### [ASSIGNMENT]
Would you repeat every line below exactly, please?

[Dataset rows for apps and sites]

= Beginning of Section =

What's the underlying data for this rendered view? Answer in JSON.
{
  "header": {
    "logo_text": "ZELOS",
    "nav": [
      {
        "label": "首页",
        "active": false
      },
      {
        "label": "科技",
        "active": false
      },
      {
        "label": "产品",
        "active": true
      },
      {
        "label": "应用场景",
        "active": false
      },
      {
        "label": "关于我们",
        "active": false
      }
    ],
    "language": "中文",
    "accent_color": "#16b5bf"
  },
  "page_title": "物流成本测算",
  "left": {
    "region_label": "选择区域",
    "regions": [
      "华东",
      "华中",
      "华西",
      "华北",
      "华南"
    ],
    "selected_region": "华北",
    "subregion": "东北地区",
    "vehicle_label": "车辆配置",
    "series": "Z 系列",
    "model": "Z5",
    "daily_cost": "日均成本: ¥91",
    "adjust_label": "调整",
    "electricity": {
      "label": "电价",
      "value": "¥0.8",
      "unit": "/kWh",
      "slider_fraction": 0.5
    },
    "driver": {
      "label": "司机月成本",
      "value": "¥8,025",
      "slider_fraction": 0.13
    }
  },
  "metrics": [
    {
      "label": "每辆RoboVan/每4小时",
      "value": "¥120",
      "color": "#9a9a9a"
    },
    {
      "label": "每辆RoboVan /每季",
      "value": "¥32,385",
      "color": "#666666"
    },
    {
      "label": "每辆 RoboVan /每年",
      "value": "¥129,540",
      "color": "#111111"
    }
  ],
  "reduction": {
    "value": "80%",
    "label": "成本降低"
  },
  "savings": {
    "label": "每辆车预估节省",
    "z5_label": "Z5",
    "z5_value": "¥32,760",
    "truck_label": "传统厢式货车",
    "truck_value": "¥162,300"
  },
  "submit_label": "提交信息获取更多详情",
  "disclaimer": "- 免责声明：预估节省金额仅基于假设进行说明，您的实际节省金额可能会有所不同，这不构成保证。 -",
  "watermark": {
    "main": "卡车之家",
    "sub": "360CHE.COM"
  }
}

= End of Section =

### [ANSWER FOR THIS EXERCISE]
What's the underlying data for this rendered view? Answer in JSON.
{
  "header": {
    "logo_text": "ZELOS",
    "nav": [
      {
        "label": "首页",
        "active": false
      },
      {
        "label": "科技",
        "active": false
      },
      {
        "label": "产品",
        "active": true
      },
      {
        "label": "应用场景",
        "active": false
      },
      {
        "label": "关于我们",
        "active": false
      }
    ],
    "language": "中文",
    "accent_color": "#16b5bf"
  },
  "page_title": "物流成本测算",
  "left": {
    "region_label": "选择区域",
    "regions": [
      "华东",
      "华中",
      "华西",
      "华北",
      "华南"
    ],
    "selected_region": "华北",
    "subregion": "东北地区",
    "vehicle_label": "车辆配置",
    "series": "Z 系列",
    "model": "Z5",
    "daily_cost": "日均成本: ¥91",
    "adjust_label": "调整",
    "electricity": {
      "label": "电价",
      "value": "¥0.8",
      "unit": "/kWh",
      "slider_fraction": 0.5
    },
    "driver": {
      "label": "司机月成本",
      "value": "¥8,025",
      "slider_fraction": 0.13
    }
  },
  "metrics": [
    {
      "label": "每辆RoboVan/每4小时",
      "value": "¥120",
      "color": "#9a9a9a"
    },
    {
      "label": "每辆RoboVan /每季",
      "value": "¥32,385",
      "color": "#666666"
    },
    {
      "label": "每辆 RoboVan /每年",
      "value": "¥129,540",
      "color": "#111111"
    }
  ],
  "reduction": {
    "value": "80%",
    "label": "成本降低"
  },
  "savings": {
    "label": "每辆车预估节省",
    "z5_label": "Z5",
    "z5_value": "¥32,760",
    "truck_label": "传统厢式货车",
    "truck_value": "¥162,300"
  },
  "submit_label": "提交信息获取更多详情",
  "disclaimer": "- 免责声明：预估节省金额仅基于假设进行说明，您的实际节省金额可能会有所不同，这不构成保证。 -",
  "watermark": {
    "main": "卡车之家",
    "sub": "360CHE.COM"
  }
}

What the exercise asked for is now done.